WHAT THE TASK REQUIRES
Word for word, and with pictures excluded, copy out all the records that follow.

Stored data
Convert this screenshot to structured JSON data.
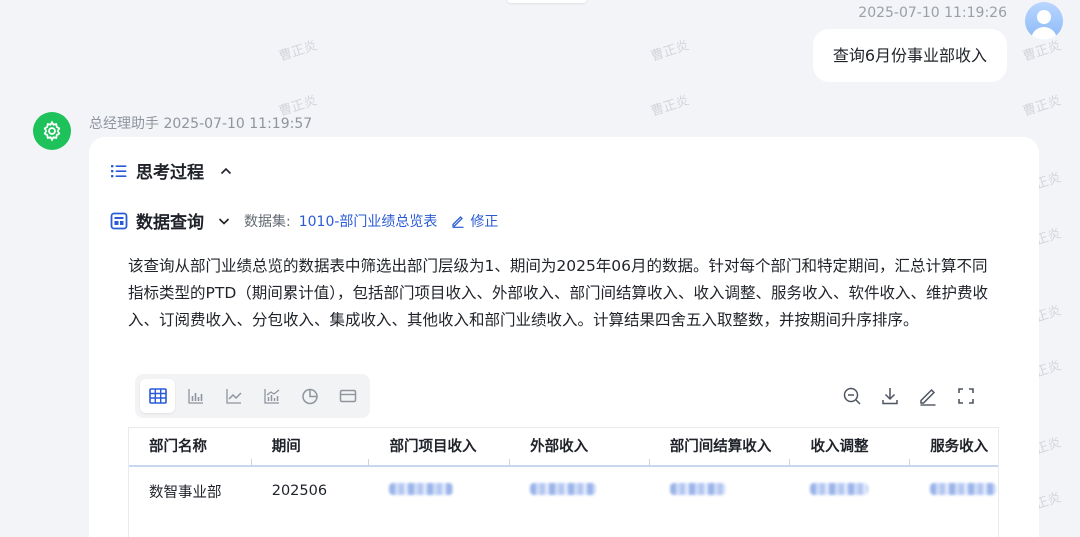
{
  "watermark_text": "曹正炎",
  "user_message": {
    "timestamp": "2025-07-10 11:19:26",
    "text": "查询6月份事业部收入"
  },
  "assistant": {
    "meta": "总经理助手 2025-07-10 11:19:57",
    "thinking_label": "思考过程",
    "query_label": "数据查询",
    "dataset_label": "数据集:",
    "dataset_name": "1010-部门业绩总览表",
    "edit_label": "修正",
    "description": "该查询从部门业绩总览的数据表中筛选出部门层级为1、期间为2025年06月的数据。针对每个部门和特定期间，汇总计算不同指标类型的PTD（期间累计值），包括部门项目收入、外部收入、部门间结算收入、收入调整、服务收入、软件收入、维护费收入、订阅费收入、分包收入、集成收入、其他收入和部门业绩收入。计算结果四舍五入取整数，并按期间升序排序。"
  },
  "view_toolbar": [
    "table-view-icon",
    "bar-chart-icon",
    "line-chart-icon",
    "combo-chart-icon",
    "pie-chart-icon",
    "card-view-icon"
  ],
  "table": {
    "headers": [
      "部门名称",
      "期间",
      "部门项目收入",
      "外部收入",
      "部门间结算收入",
      "收入调整",
      "服务收入"
    ],
    "rows": [
      [
        "数智事业部",
        "202506",
        "",
        "",
        "",
        "",
        ""
      ]
    ]
  },
  "colors": {
    "accent": "#2a5bd7",
    "bot_avatar": "#1ec25a",
    "background": "#f3f4f7"
  }
}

THE ANSWER
Convert this screenshot to structured JSON data.
{
  "watermark_text": "曹正炎",
  "user_message": {
    "timestamp": "2025-07-10 11:19:26",
    "text": "查询6月份事业部收入"
  },
  "assistant": {
    "meta": "总经理助手 2025-07-10 11:19:57",
    "thinking_label": "思考过程",
    "query_label": "数据查询",
    "dataset_label": "数据集:",
    "dataset_name": "1010-部门业绩总览表",
    "edit_label": "修正",
    "description": "该查询从部门业绩总览的数据表中筛选出部门层级为1、期间为2025年06月的数据。针对每个部门和特定期间，汇总计算不同指标类型的PTD（期间累计值），包括部门项目收入、外部收入、部门间结算收入、收入调整、服务收入、软件收入、维护费收入、订阅费收入、分包收入、集成收入、其他收入和部门业绩收入。计算结果四舍五入取整数，并按期间升序排序。"
  },
  "view_toolbar": [
    "table-view-icon",
    "bar-chart-icon",
    "line-chart-icon",
    "combo-chart-icon",
    "pie-chart-icon",
    "card-view-icon"
  ],
  "table": {
    "headers": [
      "部门名称",
      "期间",
      "部门项目收入",
      "外部收入",
      "部门间结算收入",
      "收入调整",
      "服务收入"
    ],
    "rows": [
      [
        "数智事业部",
        "202506",
        "",
        "",
        "",
        "",
        ""
      ]
    ]
  },
  "colors": {
    "accent": "#2a5bd7",
    "bot_avatar": "#1ec25a",
    "background": "#f3f4f7"
  }
}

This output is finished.